The preceding evening, Dr. David Breeden will receive the Humanist Distinguished Service Award in recognition of his long history of work in the humanist community. In a celebration of grassroots humanism, AHA chapters and local group leaders will also be recognized at the banquet.
Crossroads and Collective Futures will be the AHA’s 82nd Annual Conference. The annual Humanist Awards, which started in 1953, recognize accomplished individuals that advance humanism in science, arts, politics, and modern culture.
Dr. Michael E. Mann, recipient of the Humanist of the Year award, is a Distinguished Professor of Earth & Environmental Science at the University of Pennsylvania and the Director of the Penn Center for Science, Sustainability and the Media. A world-renowned climatologist and geophysicist, Dr. Mann has made significant contributions to society’s understanding of climate change and his pioneering research has played a crucial role in shaping public discourse and climate change policy. Previous Humanist of the Year Awardees have included Anthony Fauci, Rep. Jared Huffman, Salman Rushdie, Gloria Steinem, Margaret Atwood, and Isaac Asimov, among many others.
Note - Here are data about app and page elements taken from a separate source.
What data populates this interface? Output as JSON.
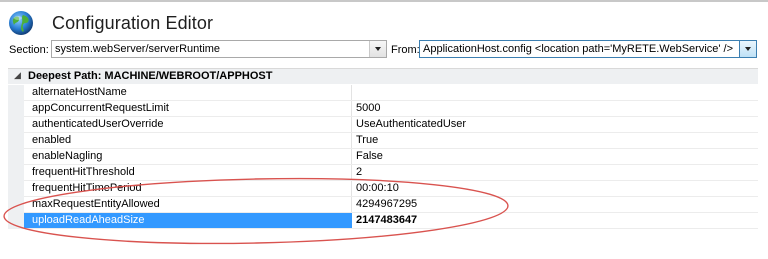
{
  "header": {
    "title": "Configuration Editor",
    "icon": "globe-icon"
  },
  "section_bar": {
    "section_label": "Section:",
    "section_value": "system.webServer/serverRuntime",
    "from_label": "From:",
    "from_value": "ApplicationHost.config <location path='MyRETE.WebService' />"
  },
  "grid": {
    "group_header": "Deepest Path: MACHINE/WEBROOT/APPHOST",
    "rows": [
      {
        "name": "alternateHostName",
        "value": ""
      },
      {
        "name": "appConcurrentRequestLimit",
        "value": "5000"
      },
      {
        "name": "authenticatedUserOverride",
        "value": "UseAuthenticatedUser"
      },
      {
        "name": "enabled",
        "value": "True"
      },
      {
        "name": "enableNagling",
        "value": "False"
      },
      {
        "name": "frequentHitThreshold",
        "value": "2"
      },
      {
        "name": "frequentHitTimePeriod",
        "value": "00:00:10"
      },
      {
        "name": "maxRequestEntityAllowed",
        "value": "4294967295"
      },
      {
        "name": "uploadReadAheadSize",
        "value": "2147483647",
        "selected": true
      }
    ]
  },
  "colors": {
    "selection": "#3399ff",
    "annotation_ellipse": "#d9534f"
  }
}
Dr. Stephon Alexander, recipient of the Isaac Asimov Science Award, is a theoretical physicist, musician, and a professor at Brown University. He specializes in cosmology, particle physics, and quantum gravity. Alexander’s first book, The Jazz of Physics, explores groundbreaking work on the interconnections between music and the structure of the universe. His second book, Fear of a Black Universe, examines some of physics’ greatest mysteries and makes a powerful case for diversifying scientific communities. Previous Isaac Asimov Science Awardees have included Neil DeGrasse Tyson, Steve Wozniak, Sylvia Earle, and Pamela Gay.
Dr. David Breeden is the Senior Minister at First Unitarian Society of Minneapolis and is committed to getting the word about humanism out to the world. A published poet and author, Dr. Breeden is also chair of the AHA’s Education Committee. Among a host of important work, he has mentored a generation of humanist leaders. Previous Humanist Distinguished Service Awardees have included Stephen Jay Gould, Marian Wright Edelman, Edd Doerr, and Rep. Jamie Raskin.
AHA’s Interim Executive Director Nicole Carr stated, “The AHA is proud and honored to recognize the important achievements of all three of our main awardees. Michael Mann has contributed immeasurably to the scientific understanding of historic climate change, including co-authoring the ‘hockey-stick graph’ which showed the sharp rise in temperatures since the industrial age. Stephon Alexander has done significant work in physics as well as exploring the interconnections of physics, music, and mathematics, and promoting diversity and inclusion in scientific fields. David Breeden has been a tireless champion of humanism and an important guide and supporter of emerging humanist leaders and the AHA’s education program.”
“We are very glad to have a focus at Friday’s banquet on grassroots humanism, with important recognition being focused on some of our local chapters and local volunteer leaders,” said AHA Board President Sunil Panikkath.
In addition to the awards ceremonies, the conference will bring together humanist leaders, activists, and community members to discuss pressing topics of our time and explore new ideas for building the future of humanism. To attend Crossroads and Collective Futures either in-person or online, and to celebrate the accomplishments of these distinguished awardees, please visit the conference website to register: conference.americanhumanist.org.
The American Humanist Association (AHA) works to protect the rights of humanists, atheists, and other nontheistic Americans. The AHA advances the ethical and life-affirming worldview of humanism, which—without beliefs in gods or other supernatural forces—encourages individuals to live informed and meaningful lives that aspire to the greater good of humanity. Learn more at www.americanhumanist.org